the presence of the planet is inferred by the motion they impart on their
parent star; there is a periodic Doppler shift in the spectrum of the star
as it moves in reflex to its planet. But now, astronomers have used
the Spitzer Space Telescope to detect photons from the planet directly.
are over 160 planets that have been discovered to date. A small fraction
of them have orbits oriented such that they pass periodically in front
of their parent star, as seen by us. When this happens, they block
a small fraction (typically 1%) of the light of the star while they pass
in front. The question some clever astronomers considered is: can
we see the effect when the planet is hidden by the star?
they had taken Astro 203, so they could reason as follows: from the
Doppler shift data, I know the period of the orbit. Knowing the mass
of the parent star (given its spectrum, the temperature can be inferred,
and knowing it is a main sequence star, the mass follows), I can therefore
determine the radius of the orbit from Keplerís Third Law. Given

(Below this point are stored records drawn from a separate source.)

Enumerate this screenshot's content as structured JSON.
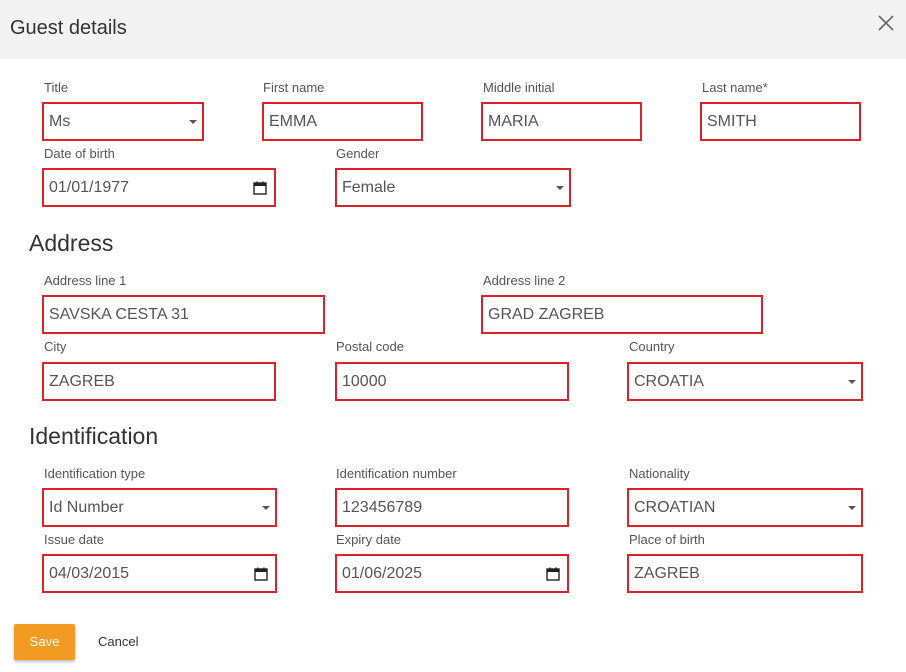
{
  "dialog": {
    "title": "Guest details",
    "close_icon": "close-icon"
  },
  "personal": {
    "title": {
      "label": "Title",
      "value": "Ms"
    },
    "first_name": {
      "label": "First name",
      "value": "EMMA"
    },
    "middle_initial": {
      "label": "Middle initial",
      "value": "MARIA"
    },
    "last_name": {
      "label": "Last name*",
      "value": "SMITH"
    },
    "date_of_birth": {
      "label": "Date of birth",
      "value": "01/01/1977"
    },
    "gender": {
      "label": "Gender",
      "value": "Female"
    }
  },
  "address": {
    "section_title": "Address",
    "line1": {
      "label": "Address line 1",
      "value": "SAVSKA CESTA 31"
    },
    "line2": {
      "label": "Address line 2",
      "value": "GRAD ZAGREB"
    },
    "city": {
      "label": "City",
      "value": "ZAGREB"
    },
    "postal_code": {
      "label": "Postal code",
      "value": "10000"
    },
    "country": {
      "label": "Country",
      "value": "CROATIA"
    }
  },
  "identification": {
    "section_title": "Identification",
    "type": {
      "label": "Identification type",
      "value": "Id Number"
    },
    "number": {
      "label": "Identification number",
      "value": "123456789"
    },
    "nationality": {
      "label": "Nationality",
      "value": "CROATIAN"
    },
    "issue_date": {
      "label": "Issue date",
      "value": "04/03/2015"
    },
    "expiry_date": {
      "label": "Expiry date",
      "value": "01/06/2025"
    },
    "place_of_birth": {
      "label": "Place of birth",
      "value": "ZAGREB"
    }
  },
  "actions": {
    "save_label": "Save",
    "cancel_label": "Cancel"
  },
  "colors": {
    "header_bg": "#f2f2f2",
    "field_border": "#d9222a",
    "save_bg": "#f39a22",
    "text": "#555555"
  }
}
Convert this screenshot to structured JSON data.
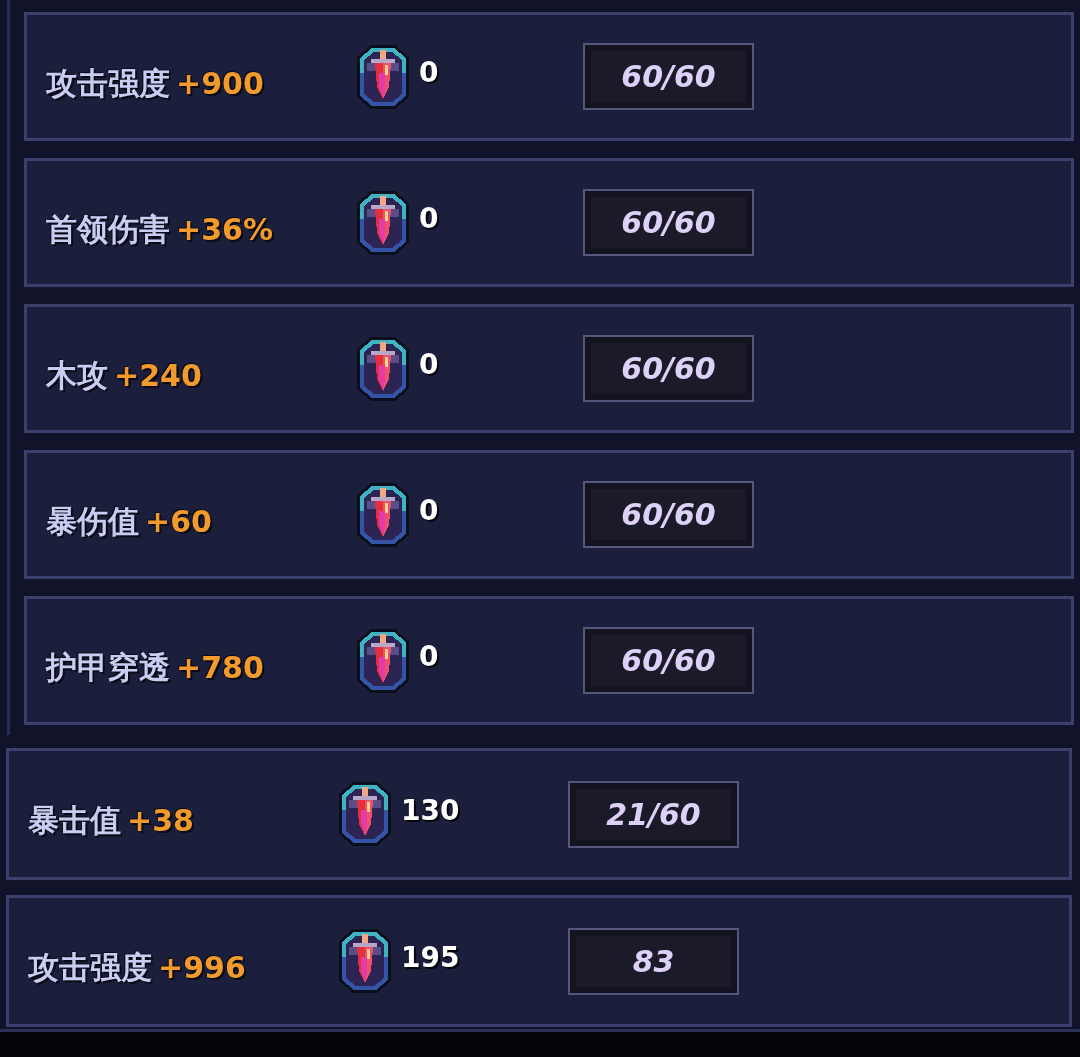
{
  "stat_group": {
    "rows": [
      {
        "name": "攻击强度",
        "bonus": "+900",
        "count": "0",
        "progress": "60/60"
      },
      {
        "name": "首领伤害",
        "bonus": "+36%",
        "count": "0",
        "progress": "60/60"
      },
      {
        "name": "木攻",
        "bonus": "+240",
        "count": "0",
        "progress": "60/60"
      },
      {
        "name": "暴伤值",
        "bonus": "+60",
        "count": "0",
        "progress": "60/60"
      },
      {
        "name": "护甲穿透",
        "bonus": "+780",
        "count": "0",
        "progress": "60/60"
      }
    ]
  },
  "stat_rows": [
    {
      "name": "暴击值",
      "bonus": "+38",
      "count": "130",
      "progress": "21/60"
    },
    {
      "name": "攻击强度",
      "bonus": "+996",
      "count": "195",
      "progress": "83"
    }
  ]
}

the radius of the orbit, and the temperature of the star, I can infer the
temperature of the planet. From the fraction by which the light diminishes
during the planetary transit, I know the planetís radius. So if I

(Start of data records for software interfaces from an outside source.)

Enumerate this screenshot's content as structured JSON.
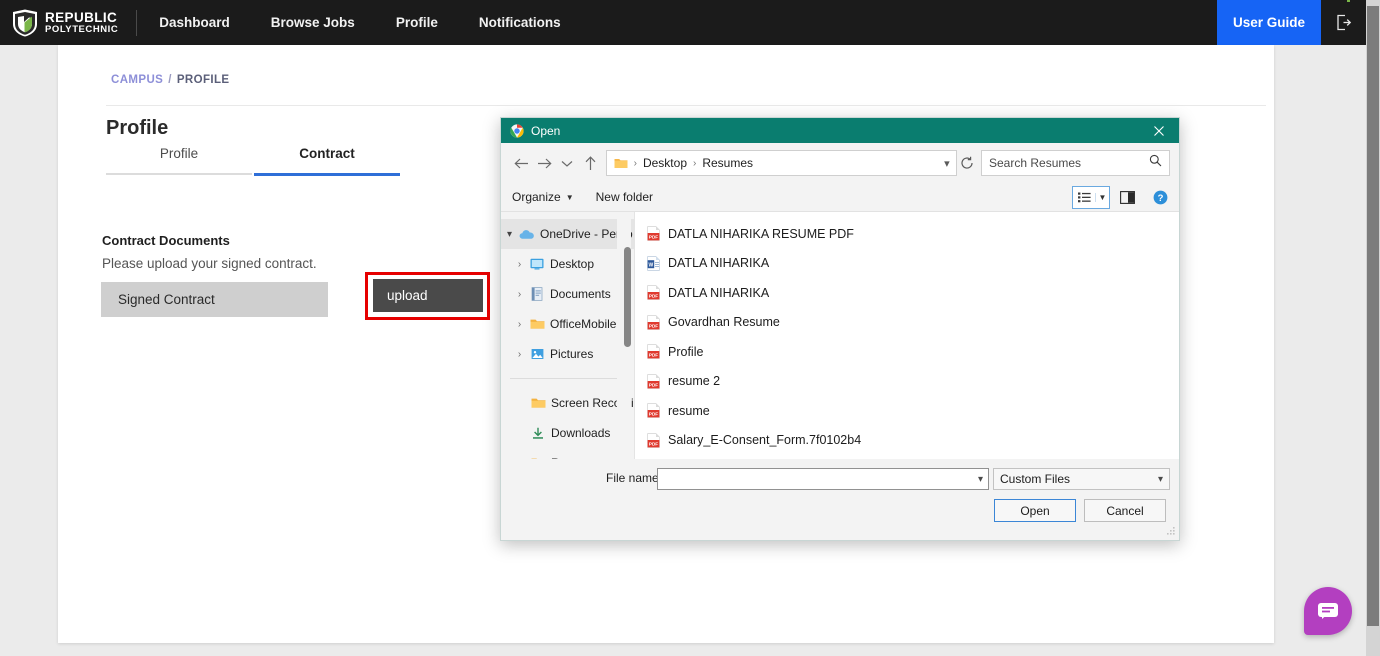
{
  "topnav": {
    "logo": {
      "line1": "REPUBLIC",
      "line2": "POLYTECHNIC",
      "icon": "shield-icon"
    },
    "items": [
      {
        "label": "Dashboard"
      },
      {
        "label": "Browse Jobs"
      },
      {
        "label": "Profile"
      },
      {
        "label": "Notifications"
      }
    ],
    "user_guide_label": "User Guide",
    "logout_icon": "logout-icon",
    "accent_blue": "#1664f5",
    "background": "#1b1b1b"
  },
  "page": {
    "breadcrumb": {
      "root": "CAMPUS",
      "separator": "/",
      "current": "PROFILE"
    },
    "title": "Profile",
    "tabs": [
      {
        "label": "Profile",
        "active": false
      },
      {
        "label": "Contract",
        "active": true
      }
    ],
    "active_tab_color": "#2f6fd8",
    "section": {
      "heading": "Contract Documents",
      "subtext": "Please upload your signed contract.",
      "document_label": "Signed Contract",
      "upload_button": "upload",
      "highlight_color": "#e60000"
    },
    "chat_fab": {
      "icon": "chat-bubble-icon",
      "color": "#b33fc0"
    }
  },
  "dialog": {
    "title": "Open",
    "title_icon": "chrome-icon",
    "title_bar_color": "#0a7d6f",
    "close_icon": "close-icon",
    "nav": {
      "back_icon": "arrow-left-icon",
      "forward_icon": "arrow-right-icon",
      "recent_icon": "chevron-down-icon",
      "up_icon": "arrow-up-icon",
      "address_folder_icon": "folder-icon",
      "breadcrumbs": [
        "Desktop",
        "Resumes"
      ],
      "address_chevron_icon": "chevron-down-icon",
      "refresh_icon": "refresh-icon",
      "search_placeholder": "Search Resumes",
      "search_value": "",
      "search_icon": "search-icon"
    },
    "toolbar": {
      "organize": "Organize",
      "organize_caret_icon": "caret-down-icon",
      "new_folder": "New folder",
      "view_icon": "list-view-icon",
      "view_caret_icon": "caret-down-icon",
      "preview_pane_icon": "preview-pane-icon",
      "help_icon": "help-icon"
    },
    "sidebar": [
      {
        "label": "OneDrive - Perso",
        "icon": "onedrive-icon",
        "expanded": true,
        "indent": false,
        "selected": true
      },
      {
        "label": "Desktop",
        "icon": "desktop-icon",
        "expanded": false,
        "indent": true,
        "selected": false
      },
      {
        "label": "Documents",
        "icon": "documents-icon",
        "expanded": false,
        "indent": true,
        "selected": false
      },
      {
        "label": "OfficeMobile",
        "icon": "folder-icon",
        "expanded": false,
        "indent": true,
        "selected": false
      },
      {
        "label": "Pictures",
        "icon": "pictures-icon",
        "expanded": false,
        "indent": true,
        "selected": false
      }
    ],
    "sidebar_bottom": [
      {
        "label": "Screen Recordin",
        "icon": "folder-icon"
      },
      {
        "label": "Downloads",
        "icon": "downloads-icon"
      },
      {
        "label": "Resumes",
        "icon": "folder-icon"
      }
    ],
    "files": [
      {
        "name": "DATLA NIHARIKA RESUME PDF",
        "icon": "pdf-icon"
      },
      {
        "name": "DATLA NIHARIKA",
        "icon": "word-icon"
      },
      {
        "name": "DATLA NIHARIKA",
        "icon": "pdf-icon"
      },
      {
        "name": "Govardhan Resume",
        "icon": "pdf-icon"
      },
      {
        "name": "Profile",
        "icon": "pdf-icon"
      },
      {
        "name": "resume 2",
        "icon": "pdf-icon"
      },
      {
        "name": "resume",
        "icon": "pdf-icon"
      },
      {
        "name": "Salary_E-Consent_Form.7f0102b4",
        "icon": "pdf-icon"
      }
    ],
    "footer": {
      "filename_label": "File name:",
      "filename_value": "",
      "filename_placeholder": "",
      "filetype_value": "Custom Files",
      "open_button": "Open",
      "cancel_button": "Cancel"
    }
  }
}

know the planetís radius and its temperature, I can get its luminosity.
they went through these considerations for a particular transiting planet
known as TrES-1 (that stands for ĎTrans-Atlantic Exoplanet Surveyí, in

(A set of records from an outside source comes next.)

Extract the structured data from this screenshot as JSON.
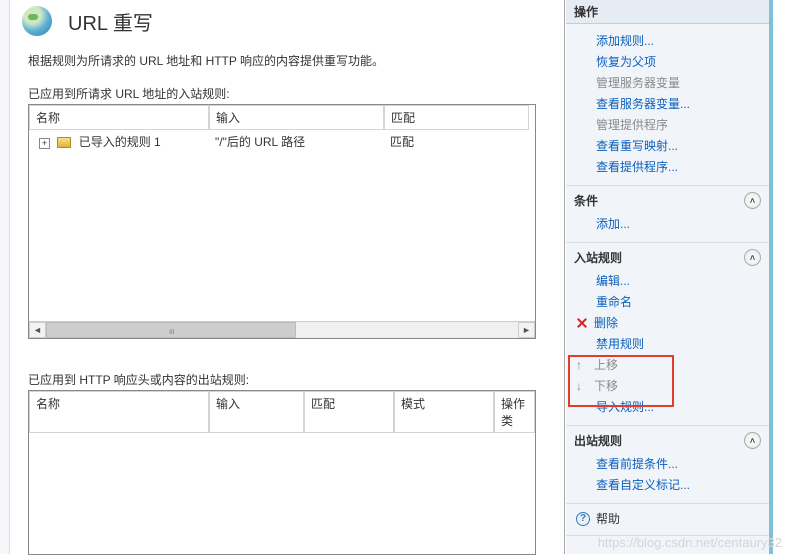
{
  "header": {
    "title": "URL 重写"
  },
  "description": "根据规则为所请求的 URL 地址和 HTTP 响应的内容提供重写功能。",
  "inbound": {
    "label": "已应用到所请求 URL 地址的入站规则:",
    "columns": {
      "name": "名称",
      "input": "输入",
      "match": "匹配"
    },
    "rows": [
      {
        "name": "已导入的规则 1",
        "input": "\"/\"后的 URL 路径",
        "match": "匹配"
      }
    ]
  },
  "outbound": {
    "label": "已应用到 HTTP 响应头或内容的出站规则:",
    "columns": {
      "name": "名称",
      "input": "输入",
      "match": "匹配",
      "mode": "模式",
      "action": "操作类"
    }
  },
  "panel": {
    "title": "操作",
    "ops": {
      "add_rule": "添加规则...",
      "restore_parent": "恢复为父项",
      "manage_vars": "管理服务器变量",
      "view_vars": "查看服务器变量...",
      "manage_providers": "管理提供程序",
      "view_rewrite_maps": "查看重写映射...",
      "view_providers": "查看提供程序..."
    },
    "conditions": {
      "title": "条件",
      "add": "添加..."
    },
    "inbound_rules": {
      "title": "入站规则",
      "edit": "编辑...",
      "rename": "重命名",
      "delete": "删除",
      "disable": "禁用规则",
      "move_up": "上移",
      "move_down": "下移",
      "import": "导入规则..."
    },
    "outbound_rules": {
      "title": "出站规则",
      "preconditions": "查看前提条件...",
      "custom_tags": "查看自定义标记..."
    },
    "help": "帮助"
  },
  "watermark": "https://blog.csdn.net/centaury32"
}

case it wasnít obvious), they concluded that the planet in this case it
roughly the size of Jupiter, in a 3-day orbit at 0.04 Astronomical Units
(i.e., very close to its parent star!); it is therefore quite hot, with
a predicted surface temperature of 1000 K. Such a planet has a black-body
spectrum that peaks at about 3 microns, i.e., in the infrared part of the
spectrum. The parent star, with a surface temperature of perhaps
4000 K, is far from its peak in the infrared, so the contrast between planet
and star should be maximum at that wavelength. So they observed the
planet-star system with the Spitzer Space Telescope, with its sensitivity
to infrared radiation. The telescope certainly doesnít have the resolving
power to distinguish the planet from the star, but it when the planet disappears
behind the star, the total light should decrease by just a smidgen.
is exactly the effect seen. David Charbonneau and colleagues took
a picture of the star with the Spitzer Space Telescope every 13 seconds
for six hours, centered on the predicted period of 2.5 hours when the planet
should be behind the star. They saw a diminution of light exactly
when expected. The effect is tiny. Even though the planet is
at its peak of the blackbody spectrum, and the star is far from its peak,
taking the light of the planet away decreases the total brightness at 4
microns by only 0.06%! But this was just the amount expected, given
the numbers above.
cool! But what does it really tell us? Well, this is the first
time that photons from a planet have been unambiguously been seen directly
(as opposed simply to measuring the effect of the planet on its parent
star). Astronomers are eager to learn about the physical properties
of these planets, starting with such basics as their mass, size, temperature,
and albedo (i.e., reflectivity). These measurements confirm estimates
of their size and temperature, and show that the albedo is actually quite
similar to that of Jupiter. The evidence that these objects look
something like Jupiter gets stronger every day.
a completely different subject, check out one of the most astonishing astronomical
images Iíve seen in a long time: http://photojournal.jpl.nasa.gov/jpeg/PIA06606.jpg
was taken by the Cassini spacecraft orbiting Saturn; it was taken from
an orientation with the rings exactly edge-on. Notice the moons Dione
and Enceladus in the ring plane. Most striking is the shadow cast
by the rings on the Northern hemisphere of the planet. Breathtaking!
you want to see more pictures from Cassini, look at:
above article was sent to me from a cousin who lives near Princeton and
took Dr. Straussí continuing education astronomy course. So, there
are advantages to living in light-pollution. ;-) Thanks, Ed.]
Hope to see everyone at the meeting and star